A federal district court judge released the funds in November to the Pearce gubernatorial campaign and is considering approval of a final settlement that preserves access to the money.

Linked to the settlement are guidelines aimed to prevent federal-to-state transfers from becoming a loophole around New Mexico campaign finance law, said Joey Keefe, a spokesman for the Secretary of State’s office said Tuesday.

The detailed conclusions of law were submitted last week by attorneys for Pearce, Secretary of State Maggie Toulouse Oliver and the state attorney general’s office.

Funds to be transferred from a federal campaign account must meet individual contribution limits and disclosures about the identity of donors that are at least as stringent as those under the New Mexico Campaign Reporting Act. The state law limits campaign contributions to $5,500 in a primary election and again in the general election.
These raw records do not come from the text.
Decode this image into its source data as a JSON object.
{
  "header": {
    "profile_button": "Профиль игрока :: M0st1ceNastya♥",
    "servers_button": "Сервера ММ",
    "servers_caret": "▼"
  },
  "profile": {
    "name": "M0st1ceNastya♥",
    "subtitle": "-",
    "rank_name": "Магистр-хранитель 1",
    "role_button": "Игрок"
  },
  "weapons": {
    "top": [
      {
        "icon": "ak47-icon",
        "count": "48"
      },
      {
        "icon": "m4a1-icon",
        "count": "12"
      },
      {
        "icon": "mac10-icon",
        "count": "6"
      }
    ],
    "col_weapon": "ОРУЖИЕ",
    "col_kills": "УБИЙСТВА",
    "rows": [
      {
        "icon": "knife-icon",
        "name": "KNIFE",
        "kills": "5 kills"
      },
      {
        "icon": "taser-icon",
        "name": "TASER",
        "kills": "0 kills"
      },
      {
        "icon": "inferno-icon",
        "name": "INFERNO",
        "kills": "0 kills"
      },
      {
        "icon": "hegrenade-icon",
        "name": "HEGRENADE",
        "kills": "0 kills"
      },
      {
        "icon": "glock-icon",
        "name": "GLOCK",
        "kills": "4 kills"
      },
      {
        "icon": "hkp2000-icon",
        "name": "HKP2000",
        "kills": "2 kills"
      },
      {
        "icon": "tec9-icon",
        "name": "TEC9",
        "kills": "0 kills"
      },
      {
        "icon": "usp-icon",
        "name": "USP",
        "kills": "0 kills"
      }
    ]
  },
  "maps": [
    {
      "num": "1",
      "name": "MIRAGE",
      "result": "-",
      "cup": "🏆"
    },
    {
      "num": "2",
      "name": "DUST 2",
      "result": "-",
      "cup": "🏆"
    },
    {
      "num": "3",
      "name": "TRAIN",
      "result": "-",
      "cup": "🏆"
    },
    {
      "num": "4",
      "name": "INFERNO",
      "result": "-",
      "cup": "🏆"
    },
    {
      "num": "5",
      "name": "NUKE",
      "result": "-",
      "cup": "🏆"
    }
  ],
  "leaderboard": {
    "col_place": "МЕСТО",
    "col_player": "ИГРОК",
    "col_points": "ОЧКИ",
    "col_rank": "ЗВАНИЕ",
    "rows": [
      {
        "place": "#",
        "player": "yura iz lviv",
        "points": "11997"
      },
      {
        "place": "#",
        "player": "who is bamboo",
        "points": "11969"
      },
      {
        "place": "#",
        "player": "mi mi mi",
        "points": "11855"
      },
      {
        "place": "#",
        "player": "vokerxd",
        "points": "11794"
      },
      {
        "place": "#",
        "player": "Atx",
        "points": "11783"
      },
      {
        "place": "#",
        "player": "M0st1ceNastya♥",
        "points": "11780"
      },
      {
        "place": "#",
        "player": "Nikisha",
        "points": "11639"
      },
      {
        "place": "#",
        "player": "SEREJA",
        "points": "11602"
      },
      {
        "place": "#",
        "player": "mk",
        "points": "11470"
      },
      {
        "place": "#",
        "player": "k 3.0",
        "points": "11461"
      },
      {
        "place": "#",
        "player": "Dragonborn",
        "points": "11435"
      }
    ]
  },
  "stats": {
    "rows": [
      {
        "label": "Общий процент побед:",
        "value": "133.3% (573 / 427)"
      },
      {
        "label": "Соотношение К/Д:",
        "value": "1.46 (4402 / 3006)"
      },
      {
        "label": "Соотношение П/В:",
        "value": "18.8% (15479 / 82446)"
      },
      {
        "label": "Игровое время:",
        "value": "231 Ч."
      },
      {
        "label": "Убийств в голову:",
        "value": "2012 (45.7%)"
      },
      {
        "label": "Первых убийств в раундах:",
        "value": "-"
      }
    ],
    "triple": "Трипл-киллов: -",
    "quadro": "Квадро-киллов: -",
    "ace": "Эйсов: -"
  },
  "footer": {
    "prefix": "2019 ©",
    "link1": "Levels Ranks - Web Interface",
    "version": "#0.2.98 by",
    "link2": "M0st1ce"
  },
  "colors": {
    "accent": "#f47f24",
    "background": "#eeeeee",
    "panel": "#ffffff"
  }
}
Meanwhile, Pearce’s campaign for governor is seeking to recover $160,000 in legal costs it sustained in the dispute, campaign spokesman Kevin Sheridan said Wednesday.

Sheridan said it was appropriate for the state to pay those legal costs based a decision by the Secretary of State’s Office to block transfers from a federal election campaign account.

He says that decision ran contrary to a 1996 federal court decision that allowed Bill Richardson to funnel federal campaign funds to New Mexico as he prepared to run for governor after leaving Congress.

“A federal judge has ruled that the secretary of state’s actions were obviously contrary to the previous ruling in the case of Bill Richardson and the U.S. Constitution,” Sheridan said.

The Secretary of State’s Office initially said that only $11,000 could be transferred by Pearce from his federal-election account, based on its reading of state law and the office’s prior correspondence with candidates.

Negotiations over legal fees are scheduled to take place once a final settlement is reached.

The Secretary of State’s Office had no immediate comment on legal costs. Toulouse Oliver, a Democrat, is running for re-election in November.

Another member of Congress — Rep. Michelle Lujan-Grisham — is running for New Mexico governor in the Democratic primary. Her campaign says it stopped collecting money in a congressional account early on and gave away some funds.


Information from: The Santa Fe New Mexican,